The best way to think of this survey is that it represents the views of a few thousand of RStudio’s friends and customers. While this doesn’t give us any conclusions about the general population of data scientists or programmers, we can use it to think about what we can do to make those people more productive.
RStudio Should (and Does) Support Both R and Python
Despite the fact that we can’t use this survey for general conclusions, we can use this data to think about how RStudio should support our customers and data science community in their work:
We should reject the myth that users must choose between R or Python. We had always hypothesized that R users use more than one language to do data science. The data we collected from this survey supports that hypothesis. Becoming an R-only company would only make data science jobs more difficult.
We should embrace Python because fully half of our community uses it in addition to R. With more than 50% of R users applying Python to various applications, not supporting Python would force those users to use other tools to get their jobs done.
Embracing Python as well as R means that our products should support it too. Forcing data scientists to swap back and forth between different programming environments is inefficient and lowers productivity. By supporting Python in all our products, both free and commercial, we can help our customers get results faster and more seamlessly. That in turn, will help RStudio achieve our broader mission: “to enhance the production and consumption of knowledge by everyone, regardless of economic means”.
While RStudio already offers Python support in its products, we’ll be adding to that support in new versions that will be released in the coming months. Those announcements will appear both here on blog.rstudio.com and on the main web site, so check regularly for when those are released.
RStudio fielded its 2019 R community survey beginning on December 13, 2019. We closed the survey on January 10, 2020 after it had accumulated 2,176 responses. Its details are as follows:
- The survey was fielded in both English and Spanish. Of the 2,176 responses, 1,838 were in English and 338 were in Spanish.
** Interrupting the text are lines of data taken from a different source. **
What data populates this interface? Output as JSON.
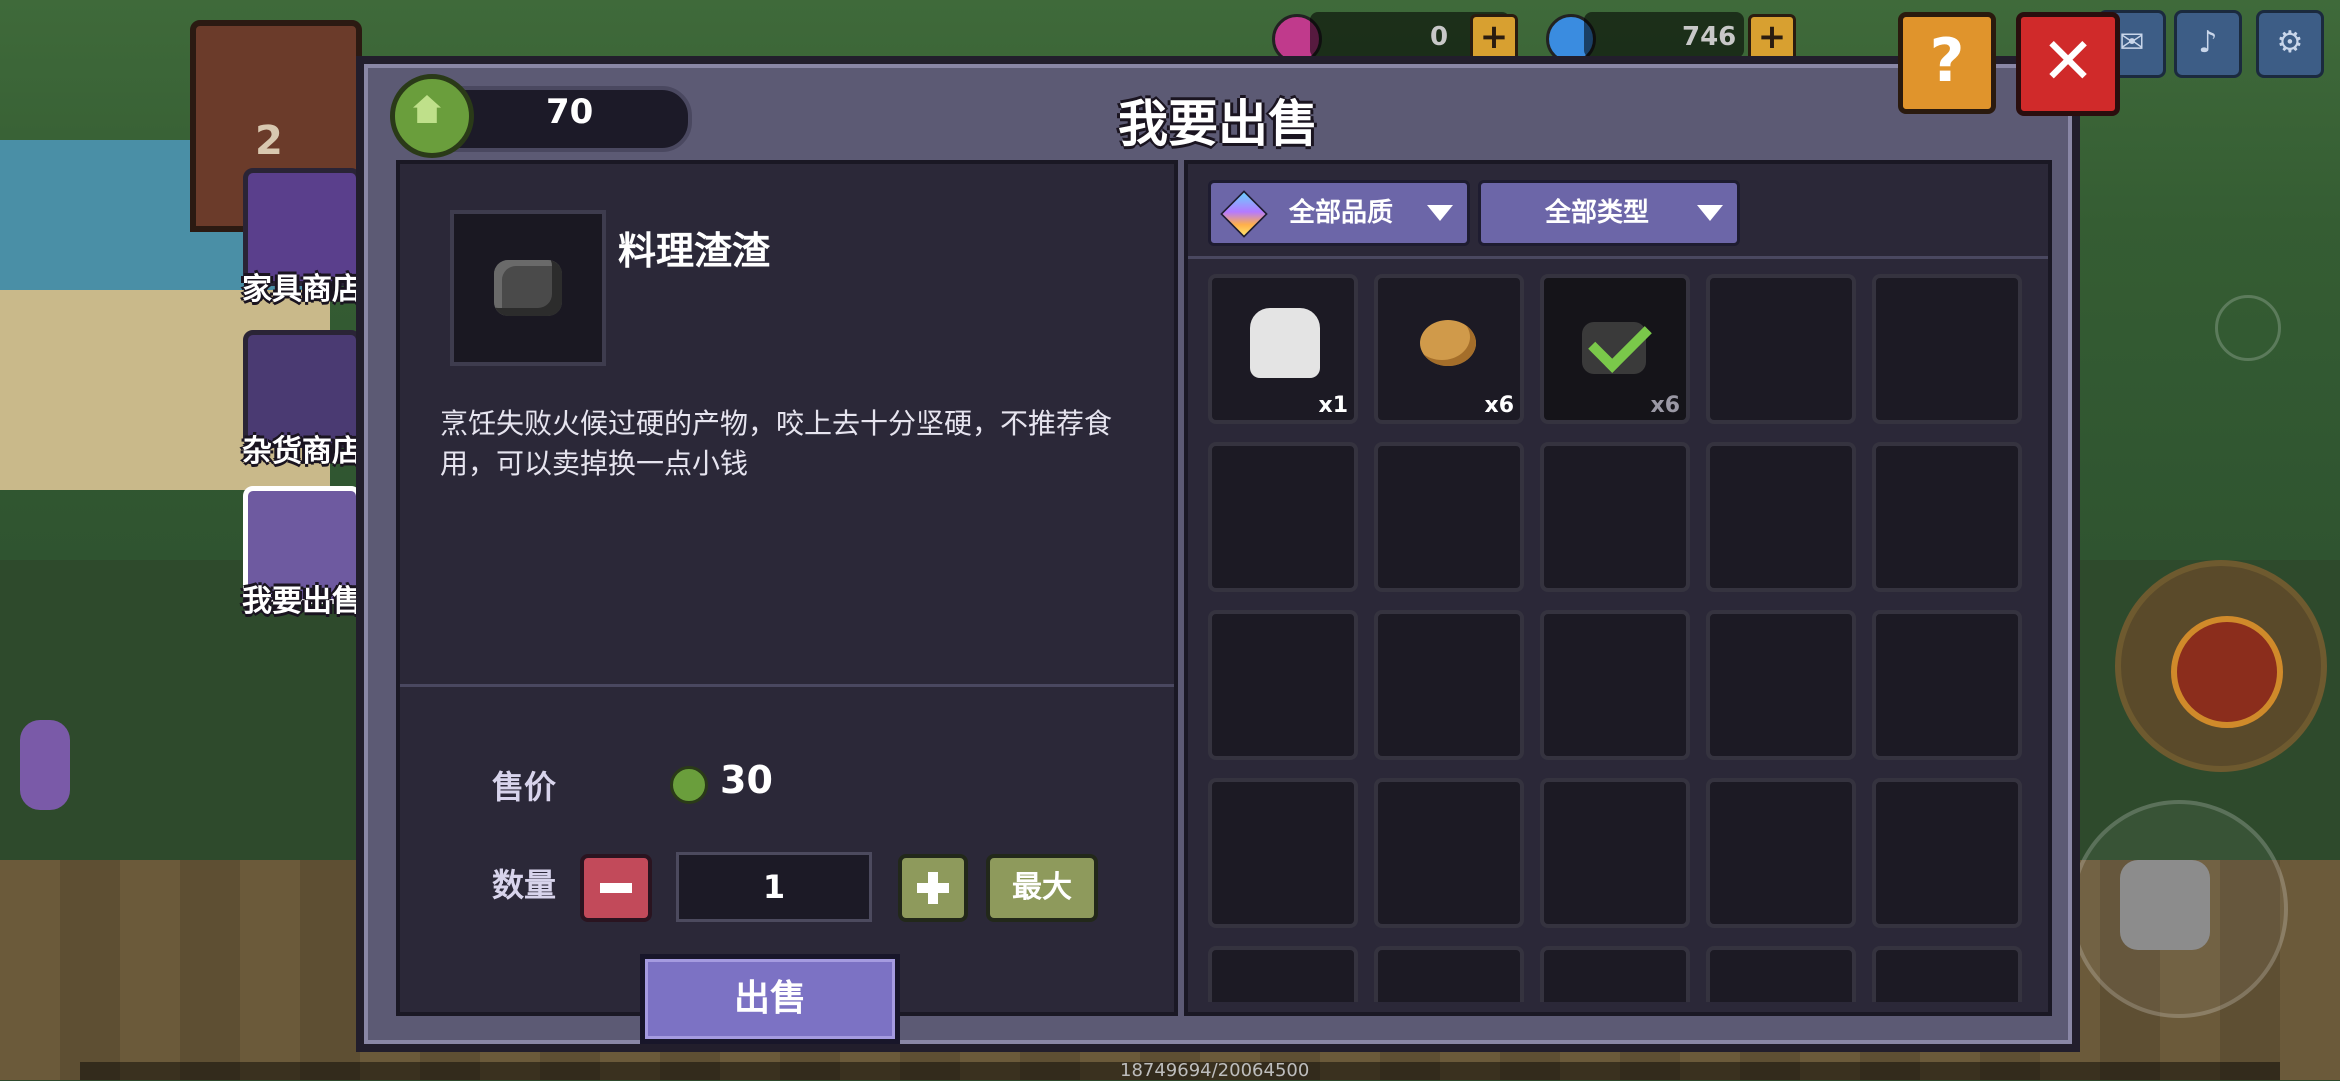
{
  "header": {
    "title": "我要出售",
    "coins": "70",
    "help_label": "?",
    "close_label": "✕"
  },
  "top_resources": {
    "res1_value": "0",
    "res2_value": "746"
  },
  "side_tabs": [
    {
      "label": "家具商店",
      "icon": "furniture-shop-icon"
    },
    {
      "label": "杂货商店",
      "icon": "grocery-shop-icon"
    },
    {
      "label": "我要出售",
      "icon": "sell-icon"
    }
  ],
  "item": {
    "name": "料理渣渣",
    "description": "烹饪失败火候过硬的产物，咬上去十分坚硬，不推荐食用，可以卖掉换一点小钱"
  },
  "sell": {
    "price_label": "售价",
    "price_value": "30",
    "qty_label": "数量",
    "qty_value": "1",
    "max_label": "最大",
    "sell_button": "出售"
  },
  "filters": {
    "quality": "全部品质",
    "type": "全部类型"
  },
  "inventory": [
    {
      "icon": "cloth-icon",
      "count": "x1"
    },
    {
      "icon": "potato-icon",
      "count": "x6"
    },
    {
      "icon": "coal-icon",
      "count": "x6",
      "selected": true
    }
  ],
  "footer": {
    "exp": "18749694/20064500"
  },
  "colors": {
    "panel": "#5c5a74",
    "inner": "#2b2838",
    "accent_purple": "#7c72c4",
    "close_red": "#d02a2a",
    "help_orange": "#e0942c",
    "plus_green": "#8e9a5c",
    "minus_red": "#c24a5a"
  }
}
All Spanish results were translated into English for analysis.
- The survey consists of 52 questions, but it includes branching so not all respondents answer all questions. It also includes questions to detect survey-completing robots.
- Respondents were solicited from posts on community.rstudio.com and Twitter followers of RStudio employees.
- Survey results are not representative of any broader population
- Complete data and incomplete processing scripts can be found in the survey’s Github repository
- The data and scripts are open source and available to anyone interested.
- RStudio expects to field this year’s survey in December, 2020.